START PROVIDED DATA
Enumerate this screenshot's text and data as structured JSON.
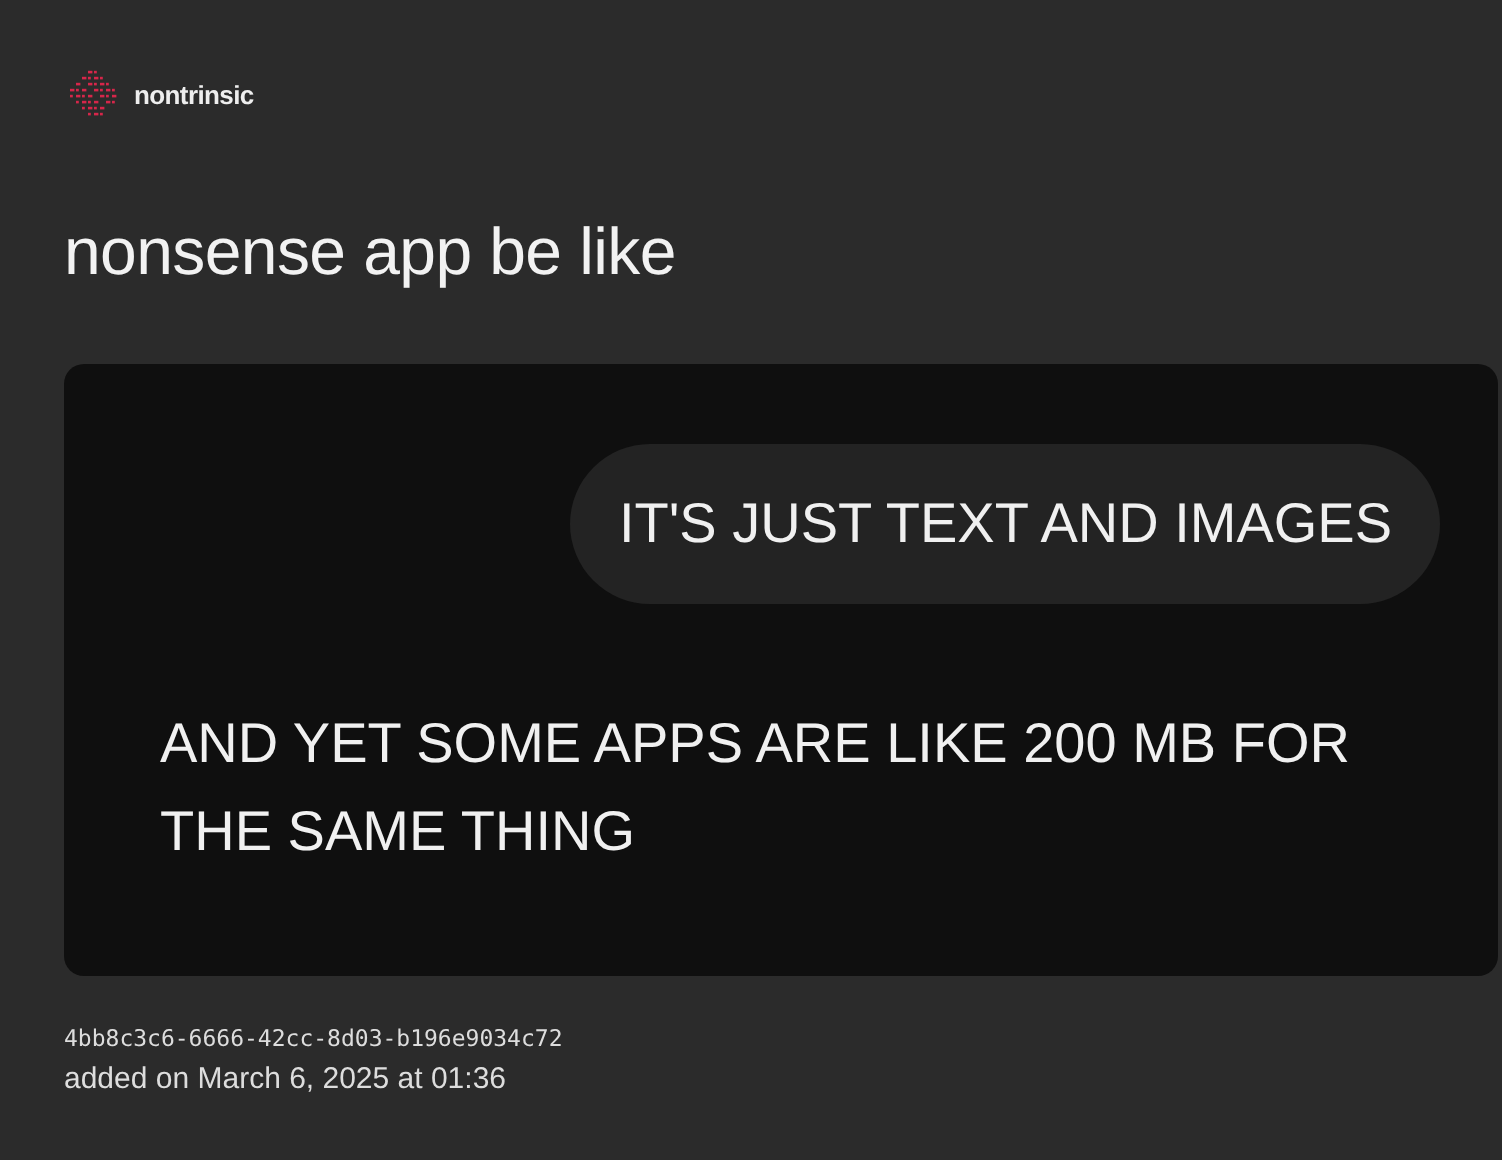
{
  "brand": {
    "name": "nontrinsic"
  },
  "post": {
    "title": "nonsense app be like",
    "image": {
      "bubble": "IT'S JUST TEXT AND IMAGES",
      "message": "AND YET SOME APPS ARE LIKE 200 MB FOR THE SAME THING"
    },
    "id": "4bb8c3c6-6666-42cc-8d03-b196e9034c72",
    "added": "added on March 6, 2025 at 01:36"
  }
}
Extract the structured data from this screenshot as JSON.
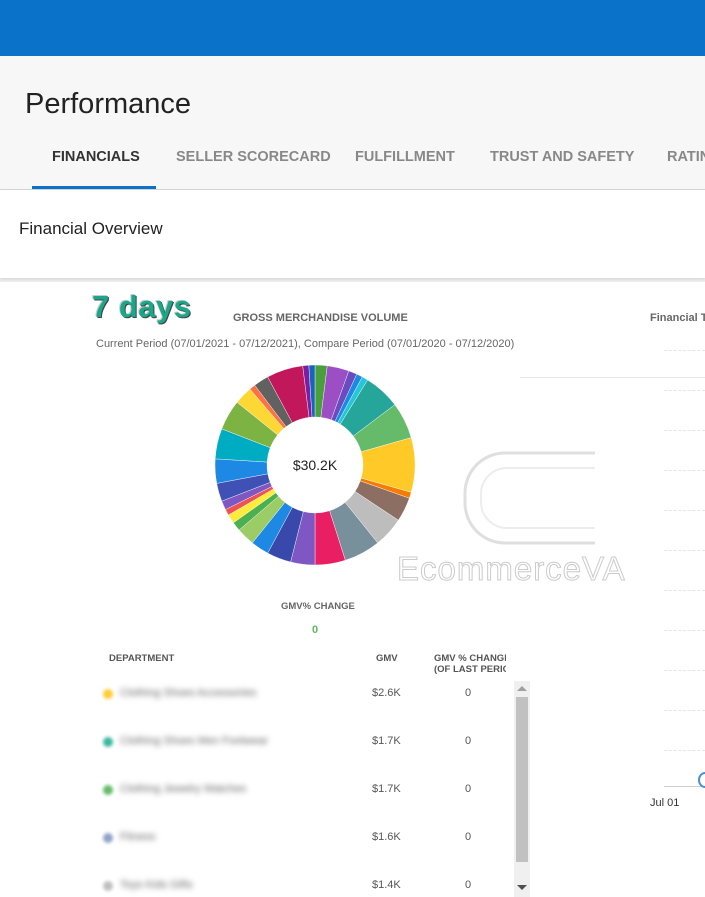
{
  "page_title": "Performance",
  "tabs": [
    {
      "label": "FINANCIALS",
      "active": true
    },
    {
      "label": "SELLER SCORECARD",
      "active": false
    },
    {
      "label": "FULFILLMENT",
      "active": false
    },
    {
      "label": "TRUST AND SAFETY",
      "active": false
    },
    {
      "label": "RATIN",
      "active": false
    }
  ],
  "overview": {
    "title": "Financial Overview",
    "range_label": "7 days"
  },
  "gmv_chart": {
    "title": "GROSS MERCHANDISE VOLUME",
    "period": "Current Period (07/01/2021 - 07/12/2021), Compare Period (07/01/2020 - 07/12/2020)",
    "center_total": "$30.2K",
    "change_title": "GMV% CHANGE",
    "change_value": "0"
  },
  "watermark": "EcommerceVA",
  "trend_chart": {
    "title": "Financial T",
    "x_tick": "Jul 01"
  },
  "table": {
    "headers": {
      "department": "DEPARTMENT",
      "gmv": "GMV",
      "change_line1": "GMV % CHANGE",
      "change_line2": "(OF LAST PERIOD"
    },
    "rows": [
      {
        "name": "Clothing Shoes Accessories",
        "color": "#ffcc33",
        "gmv": "$2.6K",
        "change": "0"
      },
      {
        "name": "Clothing Shoes Men Footwear",
        "color": "#3cb8a0",
        "gmv": "$1.7K",
        "change": "0"
      },
      {
        "name": "Clothing Jewelry Watches",
        "color": "#66bb6a",
        "gmv": "$1.7K",
        "change": "0"
      },
      {
        "name": "Fitness",
        "color": "#8fa3c8",
        "gmv": "$1.6K",
        "change": "0"
      },
      {
        "name": "Toys Kids Gifts",
        "color": "#c0c0c0",
        "gmv": "$1.4K",
        "change": "0"
      }
    ]
  },
  "chart_data": {
    "type": "pie",
    "title": "GROSS MERCHANDISE VOLUME",
    "total": "$30.2K",
    "slices": [
      {
        "color": "#4a9e3c",
        "value": 2.0
      },
      {
        "color": "#9c4fc4",
        "value": 3.6
      },
      {
        "color": "#6a4cc0",
        "value": 1.4
      },
      {
        "color": "#1e88e5",
        "value": 1.0
      },
      {
        "color": "#26c6da",
        "value": 1.0
      },
      {
        "color": "#26a69a",
        "value": 6.0
      },
      {
        "color": "#66bb6a",
        "value": 6.0
      },
      {
        "color": "#ffca28",
        "value": 9.0
      },
      {
        "color": "#f57c00",
        "value": 1.0
      },
      {
        "color": "#8d6e63",
        "value": 4.0
      },
      {
        "color": "#bdbdbd",
        "value": 5.0
      },
      {
        "color": "#78909c",
        "value": 6.0
      },
      {
        "color": "#e91e63",
        "value": 5.0
      },
      {
        "color": "#7e57c2",
        "value": 4.0
      },
      {
        "color": "#3949ab",
        "value": 4.0
      },
      {
        "color": "#1e88e5",
        "value": 3.0
      },
      {
        "color": "#9ccc65",
        "value": 3.0
      },
      {
        "color": "#4caf50",
        "value": 1.5
      },
      {
        "color": "#ffeb3b",
        "value": 1.5
      },
      {
        "color": "#ef5350",
        "value": 1.0
      },
      {
        "color": "#7e57c2",
        "value": 1.5
      },
      {
        "color": "#3f51b5",
        "value": 3.0
      },
      {
        "color": "#1e88e5",
        "value": 4.0
      },
      {
        "color": "#00acc1",
        "value": 5.0
      },
      {
        "color": "#7cb342",
        "value": 5.0
      },
      {
        "color": "#fdd835",
        "value": 3.0
      },
      {
        "color": "#ff7043",
        "value": 1.0
      },
      {
        "color": "#616161",
        "value": 2.5
      },
      {
        "color": "#c2185b",
        "value": 6.0
      },
      {
        "color": "#7b1fa2",
        "value": 1.0
      },
      {
        "color": "#1565c0",
        "value": 1.0
      }
    ]
  }
}
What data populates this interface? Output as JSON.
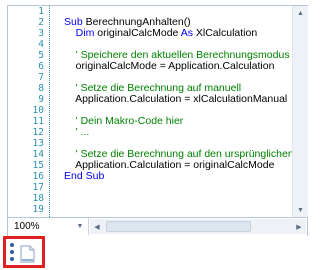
{
  "editor": {
    "line_numbers": [
      "1",
      "2",
      "3",
      "4",
      "5",
      "6",
      "7",
      "8",
      "9",
      "10",
      "11",
      "12",
      "13",
      "14",
      "15",
      "16",
      "17",
      "18",
      "19"
    ],
    "lines": [
      {
        "segments": []
      },
      {
        "segments": [
          {
            "t": "Sub ",
            "c": "kw"
          },
          {
            "t": "BerechnungAnhalten()",
            "c": "tx"
          }
        ]
      },
      {
        "segments": [
          {
            "t": "    Dim ",
            "c": "kw"
          },
          {
            "t": "originalCalcMode ",
            "c": "tx"
          },
          {
            "t": "As ",
            "c": "kw"
          },
          {
            "t": "XlCalculation",
            "c": "tx"
          }
        ]
      },
      {
        "segments": []
      },
      {
        "segments": [
          {
            "t": "    ' Speichere den aktuellen Berechnungsmodus",
            "c": "cm"
          }
        ]
      },
      {
        "segments": [
          {
            "t": "    originalCalcMode = Application.Calculation",
            "c": "tx"
          }
        ]
      },
      {
        "segments": []
      },
      {
        "segments": [
          {
            "t": "    ' Setze die Berechnung auf manuell",
            "c": "cm"
          }
        ]
      },
      {
        "segments": [
          {
            "t": "    Application.Calculation = xlCalculationManual",
            "c": "tx"
          }
        ]
      },
      {
        "segments": []
      },
      {
        "segments": [
          {
            "t": "    ' Dein Makro-Code hier",
            "c": "cm"
          }
        ]
      },
      {
        "segments": [
          {
            "t": "    ' ...",
            "c": "cm"
          }
        ]
      },
      {
        "segments": []
      },
      {
        "segments": [
          {
            "t": "    ' Setze die Berechnung auf den ursprünglichen Wert zurück",
            "c": "cm"
          }
        ]
      },
      {
        "segments": [
          {
            "t": "    Application.Calculation = originalCalcMode",
            "c": "tx"
          }
        ]
      },
      {
        "segments": [
          {
            "t": "End Sub",
            "c": "kw"
          }
        ]
      },
      {
        "segments": []
      },
      {
        "segments": []
      },
      {
        "segments": []
      }
    ]
  },
  "statusbar": {
    "zoom": "100%"
  },
  "icons": {
    "zoom_dropdown": "chevron-down-icon",
    "scroll_up": "arrow-up-icon",
    "scroll_down": "arrow-down-icon",
    "scroll_left": "arrow-left-icon",
    "scroll_right": "arrow-right-icon",
    "module": "code-module-icon"
  },
  "colors": {
    "keyword": "#0000ff",
    "comment": "#008000",
    "line_number": "#2b91af",
    "highlight_box": "#e02020"
  }
}
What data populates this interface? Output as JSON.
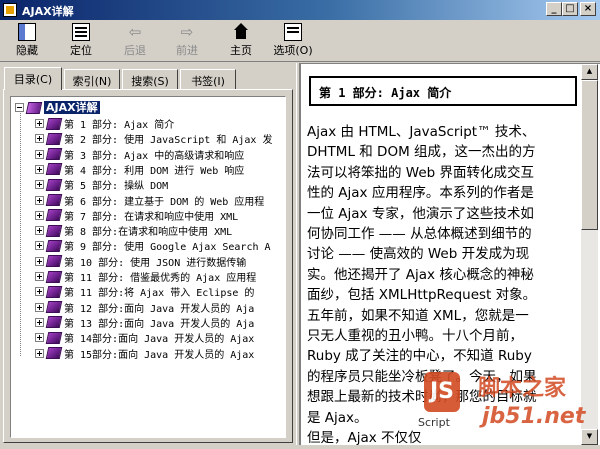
{
  "window": {
    "title": "AJAX详解",
    "min": "_",
    "max": "□",
    "close": "×"
  },
  "toolbar": [
    {
      "label": "隐藏",
      "icon": "hide-icon",
      "enabled": true
    },
    {
      "label": "定位",
      "icon": "locate-icon",
      "enabled": true
    },
    {
      "label": "后退",
      "icon": "back-arrow-icon",
      "enabled": false
    },
    {
      "label": "前进",
      "icon": "forward-arrow-icon",
      "enabled": false
    },
    {
      "label": "主页",
      "icon": "home-icon",
      "enabled": true
    },
    {
      "label": "选项(O)",
      "icon": "options-icon",
      "enabled": true
    }
  ],
  "tabs": [
    {
      "label": "目录(C)",
      "active": true
    },
    {
      "label": "索引(N)",
      "active": false
    },
    {
      "label": "搜索(S)",
      "active": false
    },
    {
      "label": "书签(I)",
      "active": false
    }
  ],
  "tree": {
    "root": "AJAX详解",
    "items": [
      "第 1 部分: Ajax 简介",
      "第 2 部分: 使用 JavaScript 和 Ajax 发",
      "第 3 部分: Ajax 中的高级请求和响应",
      "第 4 部分: 利用 DOM 进行 Web 响应",
      "第 5 部分: 操纵 DOM",
      "第 6 部分: 建立基于 DOM 的 Web 应用程",
      "第 7 部分: 在请求和响应中使用 XML",
      "第 8 部分:在请求和响应中使用 XML",
      "第 9 部分: 使用 Google Ajax Search A",
      "第 10 部分: 使用 JSON 进行数据传输",
      "第 11 部分: 借鉴最优秀的 Ajax 应用程",
      "第 11 部分:将 Ajax 带入 Eclipse 的",
      "第 12 部分:面向 Java 开发人员的 Aja",
      "第 13 部分:面向 Java 开发人员的 Aja",
      "第 14部分:面向 Java 开发人员的 Ajax",
      "第 15部分:面向 Java 开发人员的 Ajax"
    ]
  },
  "article": {
    "title": "第 1 部分: Ajax 简介",
    "lines": [
      "Ajax 由 HTML、JavaScript™ 技术、",
      "DHTML 和 DOM 组成，这一杰出的方",
      "法可以将笨拙的 Web 界面转化成交互",
      "性的 Ajax 应用程序。本系列的作者是",
      "一位 Ajax 专家，他演示了这些技术如",
      "何协同工作 —— 从总体概述到细节的",
      "讨论 —— 使高效的 Web 开发成为现",
      "实。他还揭开了 Ajax 核心概念的神秘",
      "面纱，包括 XMLHttpRequest 对象。",
      "五年前，如果不知道 XML，您就是一",
      "只无人重视的丑小鸭。十八个月前，",
      "Ruby 成了关注的中心，不知道 Ruby",
      "的程序员只能坐冷板凳了。今天，如果",
      "想跟上最新的技术时尚，那您的目标就",
      "是 Ajax。",
      "但是，Ajax 不仅仅"
    ]
  },
  "watermark": {
    "logo": "JS",
    "logo_sub": "Script",
    "cn": "脚本之家",
    "url": "jb51.net"
  }
}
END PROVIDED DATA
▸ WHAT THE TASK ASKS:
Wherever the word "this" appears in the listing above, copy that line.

▸ THE COMPLETED TASK:
Enumerate this screenshot's text and data as structured JSON.
Extract the structured data from this screenshot as JSON.
What data populates this interface? Output as JSON.
What data populates this interface? Output as JSON.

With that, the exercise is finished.